Density Sollins 1

Description and working steps

The fractionation scheme is based on the method by Golchin et al. (1994), but is modified in a way that the dispersion step to release occluded light fraction (oLF) is omitted. Thus, bulk soil (<2mm) was only separated into light fraction (LF) and heavy fraction (HF) by density fractionation using sodium polytungstate (SPT) at a density of 1.6 g cm-3. The selection of density cut-off at 1.6 g cm-3 is based on recommendations by Cerli et al. (2012), who could show that it was the most suitable density to separate maximum carbon content in light fractions and to minimize contamination of light fractions with floating soil minerals.

Sodium polytungstate (SPT 0, TC Tungsten Compounds, Grub am Forst, Germany) solution was adjusted to a density of 1.6 g cm-3 by weighing out defined volumes of the solution. It should be noted that during the whole procedure, SPT solutions should be collected, since there is the possibility to recycle them for reuse with the method described by Six et al. (1999). Dried and sieved (<2 mm) bulk soil samples were suspended in SPT solution (soil : solution ratio, 1 : 5; 8g soil : 40ml SPT solution) in centrifuge tubes (approx. total volume 50 ml, 27 mm inner diameter, 115 mm height, conical bottom) and subsequently centrifuged at 4500 g for 10 min. LF material was collected by careful removal of the floating material and subsequent filtration using glass fiber filters (GF 6, Whatman, Dassel, Germany). LF material was rinsed with deionized water until the electrical conductivity was <50 µS cm-1, to remove residual SPT. The remaining soil material with a density >1.6 g cm-3 (HF) was washed three times with deionized water following centrifugation each time. All fractions can be either oven- or freeze-dried, depending on further analyses to be done on the fractions. Soil samples were fractionated in triplicate and weights were recorded to determine recovery of the fractionation procedure.

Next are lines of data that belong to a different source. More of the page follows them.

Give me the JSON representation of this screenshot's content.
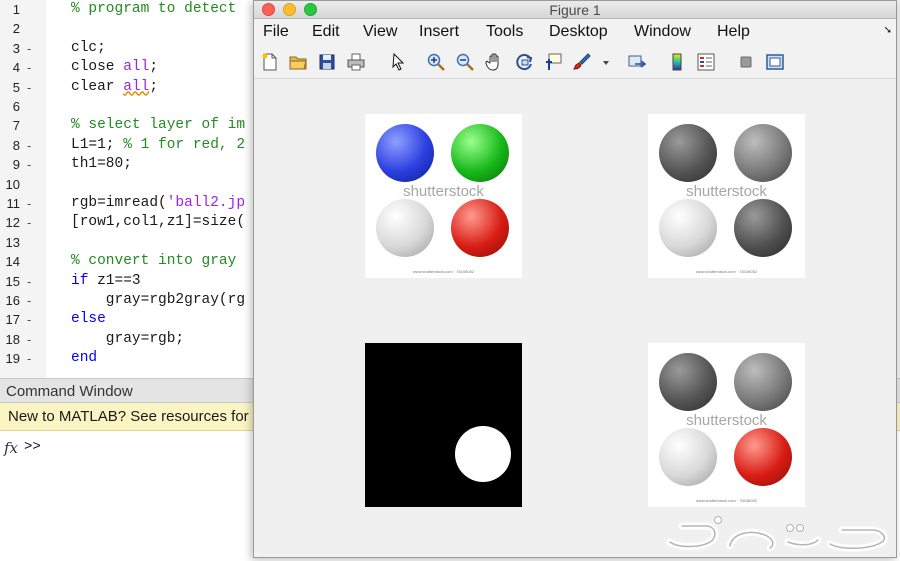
{
  "editor": {
    "lines": [
      {
        "num": "1",
        "marker": "",
        "code": "% program to detect "
      },
      {
        "num": "2",
        "marker": "",
        "code": ""
      },
      {
        "num": "3",
        "marker": "-",
        "code": "clc;"
      },
      {
        "num": "4",
        "marker": "-",
        "code": "close all;"
      },
      {
        "num": "5",
        "marker": "-",
        "code": "clear all;"
      },
      {
        "num": "6",
        "marker": "",
        "code": ""
      },
      {
        "num": "7",
        "marker": "",
        "code": "% select layer of im"
      },
      {
        "num": "8",
        "marker": "-",
        "code": "L1=1; % 1 for red, 2"
      },
      {
        "num": "9",
        "marker": "-",
        "code": "th1=80;"
      },
      {
        "num": "10",
        "marker": "",
        "code": ""
      },
      {
        "num": "11",
        "marker": "-",
        "code": "rgb=imread('ball2.jp"
      },
      {
        "num": "12",
        "marker": "-",
        "code": "[row1,col1,z1]=size("
      },
      {
        "num": "13",
        "marker": "",
        "code": ""
      },
      {
        "num": "14",
        "marker": "",
        "code": "% convert into gray "
      },
      {
        "num": "15",
        "marker": "-",
        "code": "if z1==3"
      },
      {
        "num": "16",
        "marker": "-",
        "code": "    gray=rgb2gray(rg"
      },
      {
        "num": "17",
        "marker": "-",
        "code": "else"
      },
      {
        "num": "18",
        "marker": "-",
        "code": "    gray=rgb;"
      },
      {
        "num": "19",
        "marker": "-",
        "code": "end"
      }
    ]
  },
  "command_window": {
    "title": "Command Window",
    "info": "New to MATLAB? See resources for",
    "fx": "fx",
    "prompt": ">>"
  },
  "figure": {
    "title": "Figure 1",
    "menus": [
      "File",
      "Edit",
      "View",
      "Insert",
      "Tools",
      "Desktop",
      "Window",
      "Help"
    ],
    "toolbar_icons": [
      "new-figure-icon",
      "open-file-icon",
      "save-icon",
      "print-icon",
      "pointer-icon",
      "zoom-in-icon",
      "zoom-out-icon",
      "pan-icon",
      "rotate-3d-icon",
      "data-cursor-icon",
      "brush-icon",
      "brush-dropdown-icon",
      "link-plot-icon",
      "colorbar-icon",
      "legend-icon",
      "hide-plot-tools-icon",
      "show-plot-tools-icon"
    ],
    "watermark": "shutterstock",
    "footer": "www.shutterstock.com · 78108052"
  },
  "colors": {
    "accent_blue": "#2b3fe0",
    "accent_green": "#17b81a",
    "accent_red": "#d81d14",
    "info_bar": "#fbf4c3"
  }
}
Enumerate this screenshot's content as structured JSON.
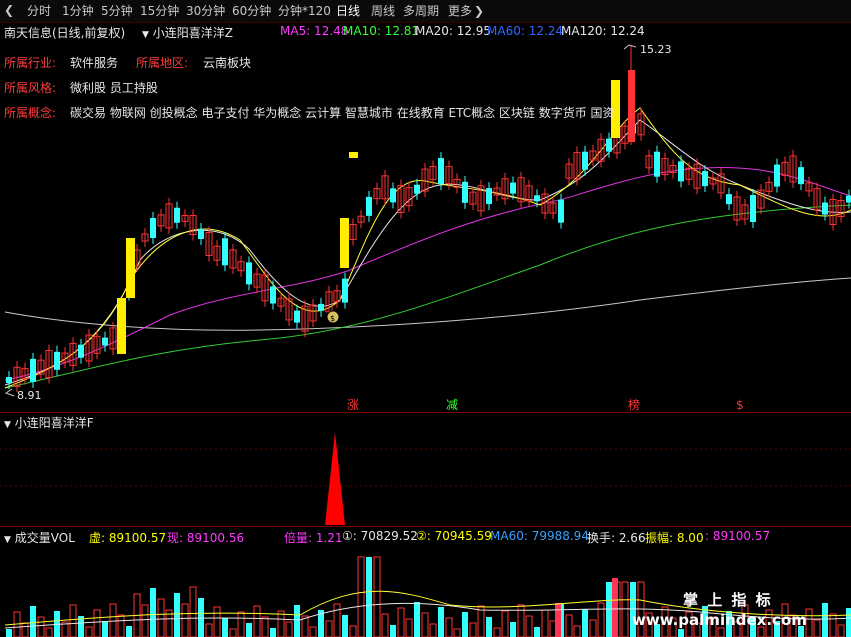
{
  "toolbar": {
    "back_icon": "chevron-left-icon",
    "items": [
      "分时",
      "1分钟",
      "5分钟",
      "15分钟",
      "30分钟",
      "60分钟",
      "分钟*120",
      "日线",
      "周线",
      "多周期",
      "更多"
    ],
    "active": "日线",
    "more_icon": "chevron-right-icon"
  },
  "main_panel": {
    "stock_title": "南天信息(日线,前复权)",
    "indicator_name": "小连阳喜洋洋Z",
    "ma": [
      {
        "label": "MA5: 12.48",
        "color": "#ff39ff"
      },
      {
        "label": "MA10: 12.81",
        "color": "#33ff33"
      },
      {
        "label": "MA20: 12.95",
        "color": "#e6e6e6"
      },
      {
        "label": "MA60: 12.24",
        "color": "#3366ff"
      },
      {
        "label": "MA120: 12.24",
        "color": "#e6e6e6"
      }
    ],
    "industry_label": "所属行业:",
    "industry_value": "软件服务",
    "region_label": "所属地区:",
    "region_value": "云南板块",
    "style_label": "所属风格:",
    "style_value": "微利股 员工持股",
    "concept_label": "所属概念:",
    "concept_value": "碳交易 物联网 创投概念 电子支付 华为概念 云计算 智慧城市 在线教育 ETC概念 区块链 数字货币 国资",
    "high_price": "15.23",
    "low_price": "8.91",
    "markers": [
      {
        "text": "涨",
        "color": "#ff3333"
      },
      {
        "text": "减",
        "color": "#33ff33"
      },
      {
        "text": "榜",
        "color": "#ff3333"
      },
      {
        "text": "$",
        "color": "#ff3333"
      }
    ],
    "coin_icon": "coin-icon"
  },
  "sub_panel": {
    "indicator_name": "小连阳喜洋洋F"
  },
  "volume_panel": {
    "title": "成交量VOL",
    "items": [
      {
        "label": "虚: 89100.57",
        "color": "#ffff00"
      },
      {
        "label": "现: 89100.56",
        "color": "#ff39ff"
      },
      {
        "label": "倍量: 1.21",
        "color": "#ff39ff"
      },
      {
        "label": "①: 70829.52",
        "color": "#e6e6e6"
      },
      {
        "label": "②: 70945.59",
        "color": "#ffff00"
      },
      {
        "label": "MA60: 79988.94",
        "color": "#3aa0ff"
      },
      {
        "label": "换手: 2.66",
        "color": "#e6e6e6"
      },
      {
        "label": "振幅: 8.00",
        "color": "#ffff00"
      },
      {
        "label": ": 89100.57",
        "color": "#ff39ff"
      }
    ]
  },
  "watermark": {
    "line1": "掌 上 指 标",
    "line2": "www.palmindex.com"
  }
}
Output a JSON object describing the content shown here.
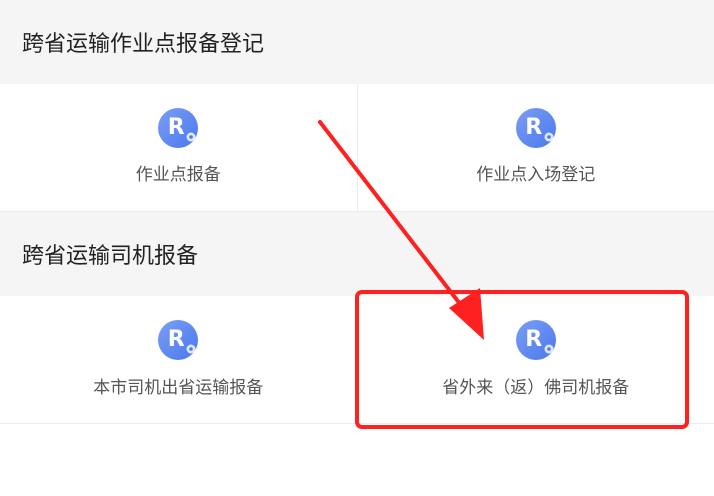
{
  "sections": [
    {
      "title": "跨省运输作业点报备登记",
      "items": [
        {
          "label": "作业点报备",
          "icon": "app-r-location-icon"
        },
        {
          "label": "作业点入场登记",
          "icon": "app-r-location-icon"
        }
      ]
    },
    {
      "title": "跨省运输司机报备",
      "items": [
        {
          "label": "本市司机出省运输报备",
          "icon": "app-r-location-icon"
        },
        {
          "label": "省外来（返）佛司机报备",
          "icon": "app-r-location-icon"
        }
      ]
    }
  ],
  "icon_letter": "R",
  "colors": {
    "accent_blue": "#5b86f0",
    "annotation_red": "#ff2020",
    "header_bg": "#f5f5f5"
  }
}
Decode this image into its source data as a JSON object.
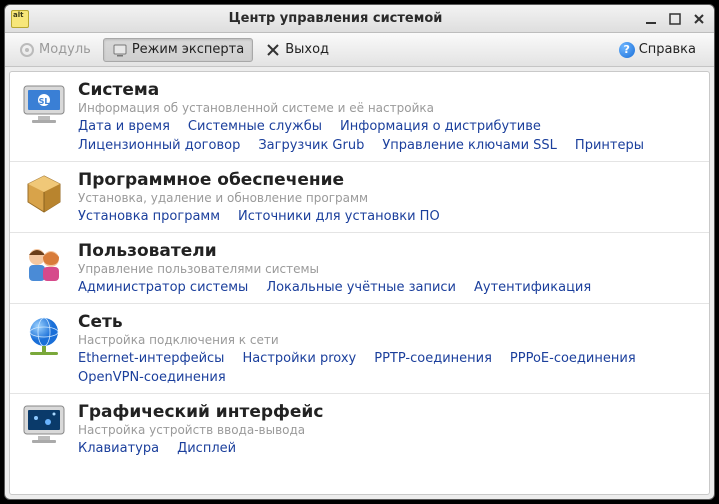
{
  "window": {
    "title": "Центр управления системой"
  },
  "toolbar": {
    "module": "Модуль",
    "expert_mode": "Режим эксперта",
    "exit": "Выход",
    "help": "Справка"
  },
  "sections": [
    {
      "title": "Система",
      "desc": "Информация об установленной системе и её настройка",
      "links": [
        "Дата и время",
        "Системные службы",
        "Информация о дистрибутиве",
        "Лицензионный договор",
        "Загрузчик Grub",
        "Управление ключами SSL",
        "Принтеры"
      ]
    },
    {
      "title": "Программное обеспечение",
      "desc": "Установка, удаление и обновление программ",
      "links": [
        "Установка программ",
        "Источники для установки ПО"
      ]
    },
    {
      "title": "Пользователи",
      "desc": "Управление пользователями системы",
      "links": [
        "Администратор системы",
        "Локальные учётные записи",
        "Аутентификация"
      ]
    },
    {
      "title": "Сеть",
      "desc": "Настройка подключения к сети",
      "links": [
        "Ethernet-интерфейсы",
        "Настройки proxy",
        "PPTP-соединения",
        "PPPoE-соединения",
        "OpenVPN-соединения"
      ]
    },
    {
      "title": "Графический интерфейс",
      "desc": "Настройка устройств ввода-вывода",
      "links": [
        "Клавиатура",
        "Дисплей"
      ]
    }
  ]
}
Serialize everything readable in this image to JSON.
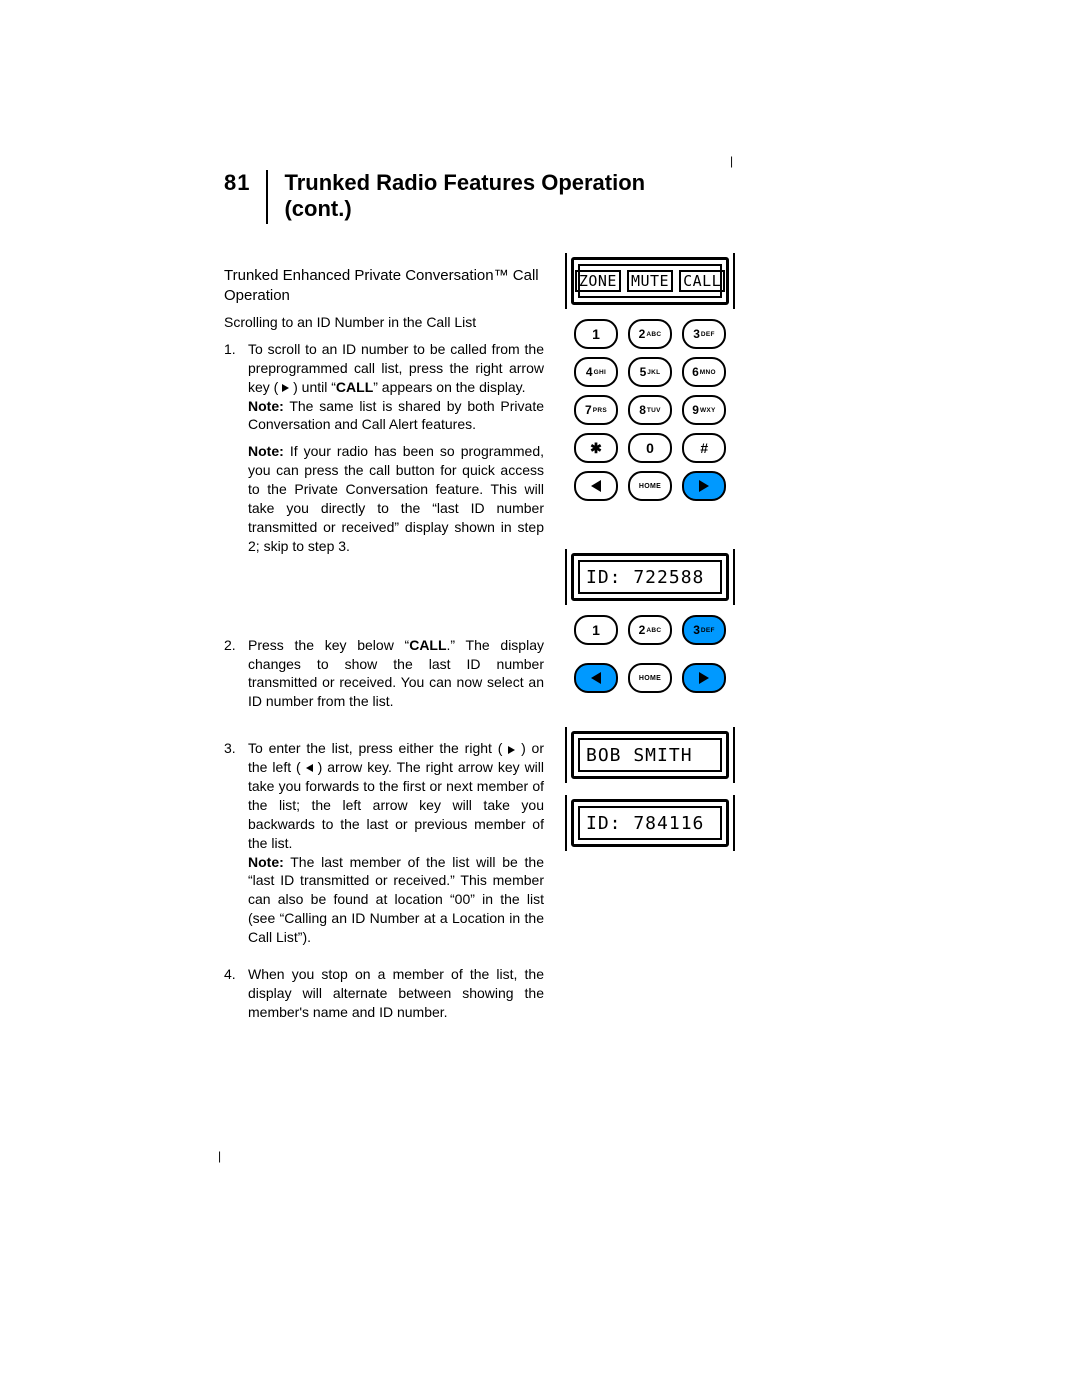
{
  "page_number": "81",
  "title_line1": "Trunked Radio Features Operation",
  "title_line2": "(cont.)",
  "sections": {
    "heading": "Trunked Enhanced Private Conversation™ Call Operation",
    "subheading": "Scrolling to an ID Number in the Call List",
    "step1": {
      "num": "1.",
      "text_a": "To scroll to an ID number to be called from the preprogrammed call list, press the right arrow key ( ",
      "text_b": " ) until “",
      "bold_b": "CALL",
      "text_c": "” appears on the display.",
      "note1_label": "Note:",
      "note1_text": " The same list is shared by both Private Conversation and Call Alert features.",
      "note2_label": "Note:",
      "note2_text": " If your radio has been so programmed, you can press the call button for quick access to the Private Conversation feature. This will take you directly to the “last ID number transmitted or received” display shown in step 2; skip to step 3."
    },
    "step2": {
      "num": "2.",
      "text_a": "Press the key below “",
      "bold_a": "CALL",
      "text_b": ".” The display changes to show the last ID number transmitted or received. You can now select an ID number from the list."
    },
    "step3": {
      "num": "3.",
      "text_a": "To enter the list, press either the right ( ",
      "text_b": " ) or the left ( ",
      "text_c": " ) arrow key. The right arrow key will take you forwards to the first or next member of the list; the left arrow key will take you backwards to the last or previous member of the list.",
      "note_label": "Note:",
      "note_text": " The last member of the list will be the “last ID transmitted or received.” This member can also be found at location “00” in the list (see “Calling an ID Number at a Location in the Call List”)."
    },
    "step4": {
      "num": "4.",
      "text": "When you stop on a member of the list, the display will alternate between showing the member's name and ID number."
    }
  },
  "displays": {
    "menu": {
      "soft1": "ZONE",
      "soft2": "MUTE",
      "soft3": "CALL"
    },
    "id1": "ID: 722588",
    "name": "BOB SMITH",
    "id2": "ID: 784116"
  },
  "keypad": {
    "k1": "1",
    "k2": "2",
    "k2s": "ABC",
    "k3": "3",
    "k3s": "DEF",
    "k4": "4",
    "k4s": "GHI",
    "k5": "5",
    "k5s": "JKL",
    "k6": "6",
    "k6s": "MNO",
    "k7": "7",
    "k7s": "PRS",
    "k8": "8",
    "k8s": "TUV",
    "k9": "9",
    "k9s": "WXY",
    "k0": "0",
    "star": "✱",
    "hash": "#",
    "home": "HOME"
  }
}
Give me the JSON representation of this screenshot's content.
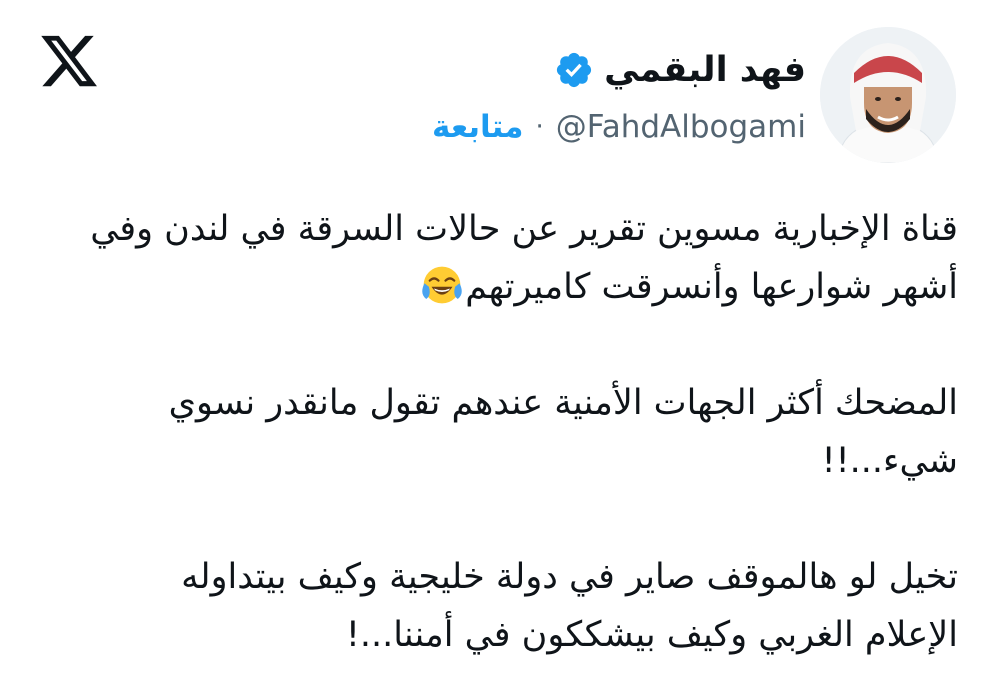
{
  "header": {
    "logo_icon": "x-logo-icon",
    "display_name": "فهد البقمي",
    "verified_icon": "verified-badge-icon",
    "handle": "@FahdAlbogami",
    "separator": "·",
    "follow_label": "متابعة"
  },
  "tweet": {
    "paragraphs": [
      {
        "line1": "قناة الإخبارية مسوين تقرير عن حالات السرقة في لندن وفي",
        "line2": "أشهر شوارعها وأنسرقت كاميرتهم",
        "emoji": "face-with-tears-of-joy-icon"
      },
      {
        "line1": "المضحك أكثر الجهات الأمنية عندهم تقول مانقدر نسوي",
        "line2": "شيء...!!"
      },
      {
        "line1": "تخيل لو هالموقف صاير في دولة خليجية وكيف بيتداوله",
        "line2": "الإعلام الغربي وكيف بيشككون في أمننا...!"
      }
    ]
  },
  "colors": {
    "text": "#0f1419",
    "secondary": "#536471",
    "accent": "#1d9bf0"
  }
}
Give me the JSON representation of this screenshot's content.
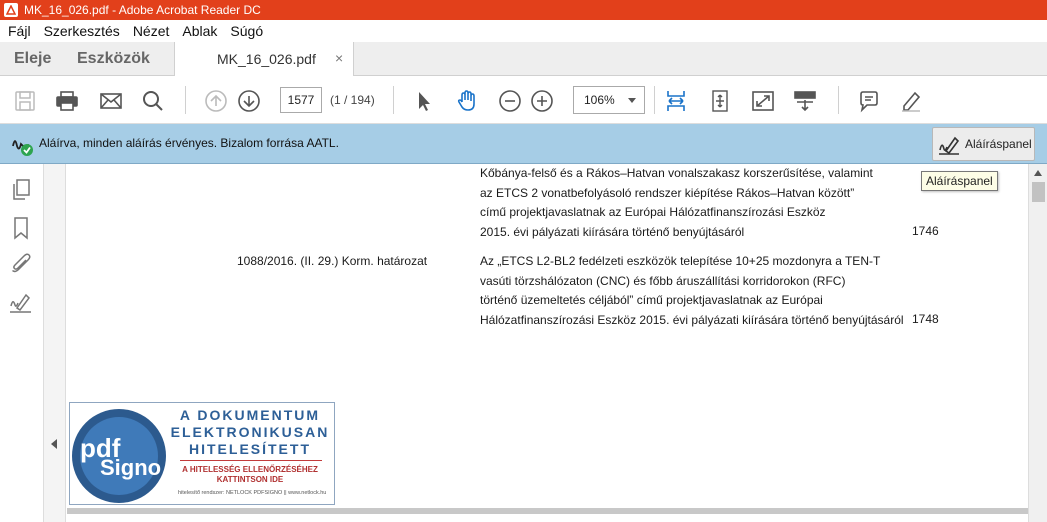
{
  "window": {
    "title": "MK_16_026.pdf - Adobe Acrobat Reader DC"
  },
  "menu": [
    "Fájl",
    "Szerkesztés",
    "Nézet",
    "Ablak",
    "Súgó"
  ],
  "tabs": {
    "home": "Eleje",
    "tools": "Eszközök",
    "document": "MK_16_026.pdf",
    "close": "×"
  },
  "toolbar": {
    "page_number": "1577",
    "page_count": "(1 / 194)",
    "zoom": "106%"
  },
  "signature_bar": {
    "message": "Aláírva, minden aláírás érvényes. Bizalom forrása AATL.",
    "panel_button": "Aláíráspanel"
  },
  "tooltip": "Aláíráspanel",
  "document": {
    "row1": {
      "lines": [
        "Kőbánya-felső és a Rákos–Hatvan vonalszakasz korszerűsítése, valamint",
        "az ETCS 2 vonatbefolyásoló rendszer kiépítése Rákos–Hatvan között”",
        "című projektjavaslatnak az Európai Hálózatfinanszírozási Eszköz",
        "2015. évi pályázati kiírására történő benyújtásáról"
      ],
      "page": "1746"
    },
    "row2": {
      "decree": "1088/2016. (II. 29.) Korm. határozat",
      "lines": [
        "Az „ETCS L2-BL2 fedélzeti eszközök telepítése 10+25 mozdonyra a TEN-T",
        "vasúti törzshálózaton (CNC) és főbb áruszállítási korridorokon (RFC)",
        "történő üzemeltetés céljából” című projektjavaslatnak az Európai",
        "Hálózatfinanszírozási Eszköz 2015. évi pályázati kiírására történő benyújtásáról"
      ],
      "page": "1748"
    }
  },
  "stamp": {
    "logo_pdf": "pdf",
    "logo_signo": "Signo",
    "heading": [
      "A DOKUMENTUM",
      "ELEKTRONIKUSAN",
      "HITELESÍTETT"
    ],
    "sub": [
      "A HITELESSÉG ELLENŐRZÉSÉHEZ",
      "KATTINTSON IDE"
    ],
    "footer": "hitelesítő rendszer: NETLOCK PDFSIGNO  ||  www.netlock.hu"
  },
  "colors": {
    "titlebar": "#e2401b",
    "signature_bar": "#a6cde6",
    "stamp_blue": "#2d5f97",
    "stamp_red": "#b03030"
  },
  "icons": [
    "save-icon",
    "print-icon",
    "email-icon",
    "search-icon",
    "prev-page-icon",
    "next-page-icon",
    "select-cursor-icon",
    "hand-tool-icon",
    "zoom-out-icon",
    "zoom-in-icon",
    "fit-width-icon",
    "fit-page-icon",
    "full-screen-icon",
    "scroll-mode-icon",
    "comment-icon",
    "highlight-icon",
    "thumbnails-icon",
    "bookmark-icon",
    "attachment-icon",
    "signature-icon"
  ]
}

Initial Aim

The scheme is a simplification of the Golchin method which omits the sonication step to release the occluded light fraction (since this fraction is often very small in mass and chemically not very distinct from the other fractions).

The scheme is intended to separate physically unprotected particulate organic matter (light fraction, LF) from other soil organic matter which can be associated with soil aggregates or minerals (heavy fraction, HF). However, the density solution (SPT) itself has a dispersing effect and could contribute to the breakup of soil aggregates and release of organic matter therein (depending on the energy which is needed to break the aggregates, which varies for different soils).

Advantages

Simple and fast.

Disadvantages

The heavy fraction is not separated any further and is therefore a heterogeneous SOC pool.

References

Sollins, P., Spycher, G., Glassman, C., 1984. Net nitrogen mineralization from light-and heavy-fraction forest soil organic matter. Soil Biology and Biochemistry 16, 31-37.

Cerli, C., Celi, L., Kalbitz, K., Guggenberger, G., Kaiser, K., 2012. Separation of light and heavy organic matter fractions in soil — Testing for proper density cut-off and dispersion level. Geoderma 170, 403–416.

Golchin, A., Oades, J., Skjemstad, J., Clarke, P., 1994. Study of free and occluded particulate organic matter in soils by solid state 13C CP/MAS NMR spectroscopy and scanning electron microscopy. Australian Journal of Soil Research 32, 285–309.

Six, J., Schultz, P.A., Jastrow, J.D., Merckx, R., 1999. Recycling of sodium polytungstate used in soil organic matter studies. Soil Biology and Biochemistry 31, 1193–1196.